*** Information provided ***

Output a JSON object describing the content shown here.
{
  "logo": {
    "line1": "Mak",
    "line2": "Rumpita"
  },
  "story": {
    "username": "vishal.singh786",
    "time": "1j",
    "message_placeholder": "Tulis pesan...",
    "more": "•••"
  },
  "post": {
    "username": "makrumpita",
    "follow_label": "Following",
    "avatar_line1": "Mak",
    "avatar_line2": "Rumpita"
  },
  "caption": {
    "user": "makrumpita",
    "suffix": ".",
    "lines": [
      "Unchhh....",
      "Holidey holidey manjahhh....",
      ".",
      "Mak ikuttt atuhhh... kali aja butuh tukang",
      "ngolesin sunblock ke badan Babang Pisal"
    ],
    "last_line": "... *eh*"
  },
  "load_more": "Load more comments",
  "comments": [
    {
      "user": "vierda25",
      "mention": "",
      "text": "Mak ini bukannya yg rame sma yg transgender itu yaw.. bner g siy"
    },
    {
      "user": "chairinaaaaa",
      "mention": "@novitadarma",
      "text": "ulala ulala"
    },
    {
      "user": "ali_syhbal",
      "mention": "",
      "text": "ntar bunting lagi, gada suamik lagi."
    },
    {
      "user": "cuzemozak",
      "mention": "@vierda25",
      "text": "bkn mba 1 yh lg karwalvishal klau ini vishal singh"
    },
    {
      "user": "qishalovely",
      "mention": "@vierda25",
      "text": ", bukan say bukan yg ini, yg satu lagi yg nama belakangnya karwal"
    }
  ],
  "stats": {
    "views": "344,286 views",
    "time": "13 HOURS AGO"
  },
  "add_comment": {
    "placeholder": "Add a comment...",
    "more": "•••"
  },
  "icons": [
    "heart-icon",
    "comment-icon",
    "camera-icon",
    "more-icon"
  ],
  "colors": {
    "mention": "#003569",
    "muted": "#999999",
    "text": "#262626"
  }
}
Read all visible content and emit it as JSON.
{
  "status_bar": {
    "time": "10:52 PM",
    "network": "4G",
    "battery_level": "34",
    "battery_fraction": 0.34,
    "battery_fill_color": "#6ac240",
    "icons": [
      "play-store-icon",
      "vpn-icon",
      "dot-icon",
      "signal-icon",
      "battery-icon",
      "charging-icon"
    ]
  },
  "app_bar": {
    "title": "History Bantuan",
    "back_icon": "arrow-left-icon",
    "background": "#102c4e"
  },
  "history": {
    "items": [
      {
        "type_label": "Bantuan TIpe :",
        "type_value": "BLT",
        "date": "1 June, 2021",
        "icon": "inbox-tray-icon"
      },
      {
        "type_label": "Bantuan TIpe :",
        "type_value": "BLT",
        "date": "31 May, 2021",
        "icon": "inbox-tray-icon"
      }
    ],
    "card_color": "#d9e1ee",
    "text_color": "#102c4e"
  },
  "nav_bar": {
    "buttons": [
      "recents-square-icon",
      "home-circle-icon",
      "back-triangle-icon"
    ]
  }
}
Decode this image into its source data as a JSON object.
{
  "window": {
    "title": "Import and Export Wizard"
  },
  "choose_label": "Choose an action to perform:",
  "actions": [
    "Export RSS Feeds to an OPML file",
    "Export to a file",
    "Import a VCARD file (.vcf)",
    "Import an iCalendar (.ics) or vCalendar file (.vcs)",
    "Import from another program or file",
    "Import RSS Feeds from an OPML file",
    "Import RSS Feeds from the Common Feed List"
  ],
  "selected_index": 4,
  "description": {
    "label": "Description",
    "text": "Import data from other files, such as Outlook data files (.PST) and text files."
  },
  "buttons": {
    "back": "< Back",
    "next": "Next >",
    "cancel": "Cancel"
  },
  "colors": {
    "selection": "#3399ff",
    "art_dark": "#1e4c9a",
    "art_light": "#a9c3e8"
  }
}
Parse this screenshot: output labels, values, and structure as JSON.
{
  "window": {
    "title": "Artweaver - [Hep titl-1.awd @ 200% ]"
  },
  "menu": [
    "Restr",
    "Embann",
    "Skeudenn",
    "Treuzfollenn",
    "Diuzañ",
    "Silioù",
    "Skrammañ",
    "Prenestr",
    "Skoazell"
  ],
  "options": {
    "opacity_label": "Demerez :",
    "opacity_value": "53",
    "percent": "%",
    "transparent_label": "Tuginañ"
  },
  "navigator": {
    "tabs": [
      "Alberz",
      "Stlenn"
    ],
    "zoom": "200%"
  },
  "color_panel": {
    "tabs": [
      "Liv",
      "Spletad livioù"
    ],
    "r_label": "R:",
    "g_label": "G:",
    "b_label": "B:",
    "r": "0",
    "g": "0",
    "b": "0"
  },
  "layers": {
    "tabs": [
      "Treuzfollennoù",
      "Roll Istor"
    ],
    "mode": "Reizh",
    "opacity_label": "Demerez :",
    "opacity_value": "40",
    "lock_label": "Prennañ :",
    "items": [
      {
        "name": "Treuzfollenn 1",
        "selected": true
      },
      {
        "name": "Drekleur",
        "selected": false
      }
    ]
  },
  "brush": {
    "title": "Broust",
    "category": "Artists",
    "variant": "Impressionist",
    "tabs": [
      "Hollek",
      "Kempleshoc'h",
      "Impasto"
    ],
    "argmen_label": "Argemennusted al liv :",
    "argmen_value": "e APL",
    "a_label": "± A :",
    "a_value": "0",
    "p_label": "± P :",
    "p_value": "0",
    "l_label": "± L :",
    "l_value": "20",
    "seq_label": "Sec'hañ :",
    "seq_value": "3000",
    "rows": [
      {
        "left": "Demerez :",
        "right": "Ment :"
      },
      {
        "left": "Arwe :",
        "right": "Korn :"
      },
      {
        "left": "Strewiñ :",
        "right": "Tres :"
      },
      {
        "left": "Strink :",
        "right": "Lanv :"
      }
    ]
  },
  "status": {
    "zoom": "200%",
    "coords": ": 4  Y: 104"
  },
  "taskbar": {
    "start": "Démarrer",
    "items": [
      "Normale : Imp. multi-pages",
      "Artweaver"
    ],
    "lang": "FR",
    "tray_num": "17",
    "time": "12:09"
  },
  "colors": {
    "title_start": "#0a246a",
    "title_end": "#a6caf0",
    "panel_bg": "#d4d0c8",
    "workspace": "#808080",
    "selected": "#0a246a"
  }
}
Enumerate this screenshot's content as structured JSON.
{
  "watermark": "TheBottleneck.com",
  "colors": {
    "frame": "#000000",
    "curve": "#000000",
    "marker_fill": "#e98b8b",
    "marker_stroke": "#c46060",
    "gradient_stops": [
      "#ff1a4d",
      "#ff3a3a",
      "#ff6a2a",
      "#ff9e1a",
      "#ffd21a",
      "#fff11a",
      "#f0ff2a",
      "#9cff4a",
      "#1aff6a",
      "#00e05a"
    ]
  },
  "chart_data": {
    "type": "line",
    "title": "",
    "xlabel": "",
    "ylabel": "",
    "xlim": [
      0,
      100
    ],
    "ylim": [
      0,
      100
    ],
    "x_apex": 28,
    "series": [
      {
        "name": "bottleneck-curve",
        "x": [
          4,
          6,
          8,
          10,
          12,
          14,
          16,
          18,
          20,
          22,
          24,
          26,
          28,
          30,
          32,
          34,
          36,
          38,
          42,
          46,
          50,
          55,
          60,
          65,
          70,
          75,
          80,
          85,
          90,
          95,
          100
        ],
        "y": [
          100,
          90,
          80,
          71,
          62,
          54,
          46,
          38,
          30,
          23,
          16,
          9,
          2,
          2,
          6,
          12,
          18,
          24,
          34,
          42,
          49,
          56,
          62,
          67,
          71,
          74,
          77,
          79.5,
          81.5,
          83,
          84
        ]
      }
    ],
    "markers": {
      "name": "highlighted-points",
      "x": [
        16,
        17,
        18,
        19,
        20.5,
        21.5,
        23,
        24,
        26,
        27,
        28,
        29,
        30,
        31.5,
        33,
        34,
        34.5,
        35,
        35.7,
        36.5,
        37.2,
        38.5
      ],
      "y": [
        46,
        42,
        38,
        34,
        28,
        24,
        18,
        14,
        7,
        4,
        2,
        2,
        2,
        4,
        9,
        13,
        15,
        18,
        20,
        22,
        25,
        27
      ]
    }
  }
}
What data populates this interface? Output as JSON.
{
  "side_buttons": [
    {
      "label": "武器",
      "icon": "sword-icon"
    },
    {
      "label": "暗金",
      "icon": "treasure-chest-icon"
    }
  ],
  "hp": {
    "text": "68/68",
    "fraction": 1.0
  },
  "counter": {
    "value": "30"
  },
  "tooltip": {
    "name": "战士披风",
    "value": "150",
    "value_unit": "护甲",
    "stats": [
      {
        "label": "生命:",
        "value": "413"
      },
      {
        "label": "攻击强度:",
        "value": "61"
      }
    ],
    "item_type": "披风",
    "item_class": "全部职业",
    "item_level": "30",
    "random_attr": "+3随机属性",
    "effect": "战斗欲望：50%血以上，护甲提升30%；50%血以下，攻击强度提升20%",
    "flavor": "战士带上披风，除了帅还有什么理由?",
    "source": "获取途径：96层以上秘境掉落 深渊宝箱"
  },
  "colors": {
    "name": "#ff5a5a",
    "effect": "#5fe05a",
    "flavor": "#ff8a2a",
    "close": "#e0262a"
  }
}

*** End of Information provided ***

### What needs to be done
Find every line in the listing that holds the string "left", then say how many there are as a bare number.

### Exercise solution
5